YOUR ASSIGNMENT =>
Set down the records that follow exactly and completely.

**** RECORDS SUPPLIED ****

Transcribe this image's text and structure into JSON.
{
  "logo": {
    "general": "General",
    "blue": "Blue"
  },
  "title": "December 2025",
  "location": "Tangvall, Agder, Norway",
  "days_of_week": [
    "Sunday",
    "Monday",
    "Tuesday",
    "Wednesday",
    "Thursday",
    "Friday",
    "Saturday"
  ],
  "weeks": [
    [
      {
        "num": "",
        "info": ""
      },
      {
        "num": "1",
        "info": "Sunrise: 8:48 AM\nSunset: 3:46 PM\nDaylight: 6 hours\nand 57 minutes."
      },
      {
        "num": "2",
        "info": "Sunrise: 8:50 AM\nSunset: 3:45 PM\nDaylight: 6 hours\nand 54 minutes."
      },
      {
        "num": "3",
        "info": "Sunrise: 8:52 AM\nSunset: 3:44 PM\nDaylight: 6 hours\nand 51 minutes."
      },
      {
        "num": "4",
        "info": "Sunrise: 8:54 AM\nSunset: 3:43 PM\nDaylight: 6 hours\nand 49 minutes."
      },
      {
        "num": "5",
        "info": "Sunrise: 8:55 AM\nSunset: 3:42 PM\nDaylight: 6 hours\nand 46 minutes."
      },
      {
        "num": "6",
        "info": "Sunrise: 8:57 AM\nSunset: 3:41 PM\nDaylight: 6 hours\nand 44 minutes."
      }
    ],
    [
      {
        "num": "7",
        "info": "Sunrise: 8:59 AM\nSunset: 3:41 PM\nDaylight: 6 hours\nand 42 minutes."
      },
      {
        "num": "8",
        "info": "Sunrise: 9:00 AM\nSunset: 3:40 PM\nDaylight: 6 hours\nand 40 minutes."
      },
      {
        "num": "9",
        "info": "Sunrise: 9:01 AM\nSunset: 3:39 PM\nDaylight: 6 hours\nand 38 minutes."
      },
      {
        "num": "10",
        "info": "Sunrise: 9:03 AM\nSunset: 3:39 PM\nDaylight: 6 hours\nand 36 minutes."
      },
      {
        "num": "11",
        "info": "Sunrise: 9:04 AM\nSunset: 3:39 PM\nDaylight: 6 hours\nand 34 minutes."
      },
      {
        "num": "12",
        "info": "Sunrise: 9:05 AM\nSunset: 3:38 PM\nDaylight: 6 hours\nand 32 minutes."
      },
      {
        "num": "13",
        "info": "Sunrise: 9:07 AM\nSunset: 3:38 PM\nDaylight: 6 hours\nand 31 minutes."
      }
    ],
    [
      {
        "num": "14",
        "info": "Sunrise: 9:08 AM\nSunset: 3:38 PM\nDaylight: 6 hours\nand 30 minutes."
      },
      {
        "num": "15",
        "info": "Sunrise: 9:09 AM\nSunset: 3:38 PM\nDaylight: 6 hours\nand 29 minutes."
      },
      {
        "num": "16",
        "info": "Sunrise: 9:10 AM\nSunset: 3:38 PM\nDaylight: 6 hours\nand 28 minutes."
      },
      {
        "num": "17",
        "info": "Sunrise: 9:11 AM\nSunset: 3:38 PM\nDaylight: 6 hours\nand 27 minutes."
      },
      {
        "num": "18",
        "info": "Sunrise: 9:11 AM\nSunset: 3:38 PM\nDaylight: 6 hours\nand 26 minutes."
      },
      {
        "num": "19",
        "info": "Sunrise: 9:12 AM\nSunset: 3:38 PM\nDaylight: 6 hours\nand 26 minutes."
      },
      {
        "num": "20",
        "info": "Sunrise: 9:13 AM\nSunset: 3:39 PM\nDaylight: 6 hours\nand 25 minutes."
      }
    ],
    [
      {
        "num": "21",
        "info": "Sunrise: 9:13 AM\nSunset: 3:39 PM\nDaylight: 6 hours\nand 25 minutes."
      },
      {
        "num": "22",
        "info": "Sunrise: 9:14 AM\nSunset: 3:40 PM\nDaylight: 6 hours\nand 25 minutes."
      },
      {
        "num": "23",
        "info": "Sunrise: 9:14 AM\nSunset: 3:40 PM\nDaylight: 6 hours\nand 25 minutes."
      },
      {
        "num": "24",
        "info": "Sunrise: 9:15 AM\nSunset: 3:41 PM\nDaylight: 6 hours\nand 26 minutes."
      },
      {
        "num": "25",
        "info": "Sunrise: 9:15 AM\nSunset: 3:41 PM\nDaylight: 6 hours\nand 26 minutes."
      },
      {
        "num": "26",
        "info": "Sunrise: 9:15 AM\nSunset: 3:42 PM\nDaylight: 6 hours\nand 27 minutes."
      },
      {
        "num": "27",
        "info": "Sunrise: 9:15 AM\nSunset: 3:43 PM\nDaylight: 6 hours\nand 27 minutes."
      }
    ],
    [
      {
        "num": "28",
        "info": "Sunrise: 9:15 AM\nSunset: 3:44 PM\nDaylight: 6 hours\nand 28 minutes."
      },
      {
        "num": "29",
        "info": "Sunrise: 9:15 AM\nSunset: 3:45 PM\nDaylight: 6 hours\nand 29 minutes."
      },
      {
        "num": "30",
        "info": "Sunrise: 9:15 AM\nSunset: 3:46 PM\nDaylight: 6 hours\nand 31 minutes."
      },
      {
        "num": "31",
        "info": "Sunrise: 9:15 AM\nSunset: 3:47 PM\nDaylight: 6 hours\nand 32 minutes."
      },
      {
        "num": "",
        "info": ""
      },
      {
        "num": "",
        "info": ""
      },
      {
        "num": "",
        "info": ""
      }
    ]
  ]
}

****

OUTPUT =>
Transcribe this image's text and structure into JSON.
{
  "logo": {
    "general": "General",
    "blue": "Blue"
  },
  "title": "December 2025",
  "location": "Tangvall, Agder, Norway",
  "days_of_week": [
    "Sunday",
    "Monday",
    "Tuesday",
    "Wednesday",
    "Thursday",
    "Friday",
    "Saturday"
  ],
  "weeks": [
    [
      {
        "num": "",
        "info": ""
      },
      {
        "num": "1",
        "info": "Sunrise: 8:48 AM\nSunset: 3:46 PM\nDaylight: 6 hours\nand 57 minutes."
      },
      {
        "num": "2",
        "info": "Sunrise: 8:50 AM\nSunset: 3:45 PM\nDaylight: 6 hours\nand 54 minutes."
      },
      {
        "num": "3",
        "info": "Sunrise: 8:52 AM\nSunset: 3:44 PM\nDaylight: 6 hours\nand 51 minutes."
      },
      {
        "num": "4",
        "info": "Sunrise: 8:54 AM\nSunset: 3:43 PM\nDaylight: 6 hours\nand 49 minutes."
      },
      {
        "num": "5",
        "info": "Sunrise: 8:55 AM\nSunset: 3:42 PM\nDaylight: 6 hours\nand 46 minutes."
      },
      {
        "num": "6",
        "info": "Sunrise: 8:57 AM\nSunset: 3:41 PM\nDaylight: 6 hours\nand 44 minutes."
      }
    ],
    [
      {
        "num": "7",
        "info": "Sunrise: 8:59 AM\nSunset: 3:41 PM\nDaylight: 6 hours\nand 42 minutes."
      },
      {
        "num": "8",
        "info": "Sunrise: 9:00 AM\nSunset: 3:40 PM\nDaylight: 6 hours\nand 40 minutes."
      },
      {
        "num": "9",
        "info": "Sunrise: 9:01 AM\nSunset: 3:39 PM\nDaylight: 6 hours\nand 38 minutes."
      },
      {
        "num": "10",
        "info": "Sunrise: 9:03 AM\nSunset: 3:39 PM\nDaylight: 6 hours\nand 36 minutes."
      },
      {
        "num": "11",
        "info": "Sunrise: 9:04 AM\nSunset: 3:39 PM\nDaylight: 6 hours\nand 34 minutes."
      },
      {
        "num": "12",
        "info": "Sunrise: 9:05 AM\nSunset: 3:38 PM\nDaylight: 6 hours\nand 32 minutes."
      },
      {
        "num": "13",
        "info": "Sunrise: 9:07 AM\nSunset: 3:38 PM\nDaylight: 6 hours\nand 31 minutes."
      }
    ],
    [
      {
        "num": "14",
        "info": "Sunrise: 9:08 AM\nSunset: 3:38 PM\nDaylight: 6 hours\nand 30 minutes."
      },
      {
        "num": "15",
        "info": "Sunrise: 9:09 AM\nSunset: 3:38 PM\nDaylight: 6 hours\nand 29 minutes."
      },
      {
        "num": "16",
        "info": "Sunrise: 9:10 AM\nSunset: 3:38 PM\nDaylight: 6 hours\nand 28 minutes."
      },
      {
        "num": "17",
        "info": "Sunrise: 9:11 AM\nSunset: 3:38 PM\nDaylight: 6 hours\nand 27 minutes."
      },
      {
        "num": "18",
        "info": "Sunrise: 9:11 AM\nSunset: 3:38 PM\nDaylight: 6 hours\nand 26 minutes."
      },
      {
        "num": "19",
        "info": "Sunrise: 9:12 AM\nSunset: 3:38 PM\nDaylight: 6 hours\nand 26 minutes."
      },
      {
        "num": "20",
        "info": "Sunrise: 9:13 AM\nSunset: 3:39 PM\nDaylight: 6 hours\nand 25 minutes."
      }
    ],
    [
      {
        "num": "21",
        "info": "Sunrise: 9:13 AM\nSunset: 3:39 PM\nDaylight: 6 hours\nand 25 minutes."
      },
      {
        "num": "22",
        "info": "Sunrise: 9:14 AM\nSunset: 3:40 PM\nDaylight: 6 hours\nand 25 minutes."
      },
      {
        "num": "23",
        "info": "Sunrise: 9:14 AM\nSunset: 3:40 PM\nDaylight: 6 hours\nand 25 minutes."
      },
      {
        "num": "24",
        "info": "Sunrise: 9:15 AM\nSunset: 3:41 PM\nDaylight: 6 hours\nand 26 minutes."
      },
      {
        "num": "25",
        "info": "Sunrise: 9:15 AM\nSunset: 3:41 PM\nDaylight: 6 hours\nand 26 minutes."
      },
      {
        "num": "26",
        "info": "Sunrise: 9:15 AM\nSunset: 3:42 PM\nDaylight: 6 hours\nand 27 minutes."
      },
      {
        "num": "27",
        "info": "Sunrise: 9:15 AM\nSunset: 3:43 PM\nDaylight: 6 hours\nand 27 minutes."
      }
    ],
    [
      {
        "num": "28",
        "info": "Sunrise: 9:15 AM\nSunset: 3:44 PM\nDaylight: 6 hours\nand 28 minutes."
      },
      {
        "num": "29",
        "info": "Sunrise: 9:15 AM\nSunset: 3:45 PM\nDaylight: 6 hours\nand 29 minutes."
      },
      {
        "num": "30",
        "info": "Sunrise: 9:15 AM\nSunset: 3:46 PM\nDaylight: 6 hours\nand 31 minutes."
      },
      {
        "num": "31",
        "info": "Sunrise: 9:15 AM\nSunset: 3:47 PM\nDaylight: 6 hours\nand 32 minutes."
      },
      {
        "num": "",
        "info": ""
      },
      {
        "num": "",
        "info": ""
      },
      {
        "num": "",
        "info": ""
      }
    ]
  ]
}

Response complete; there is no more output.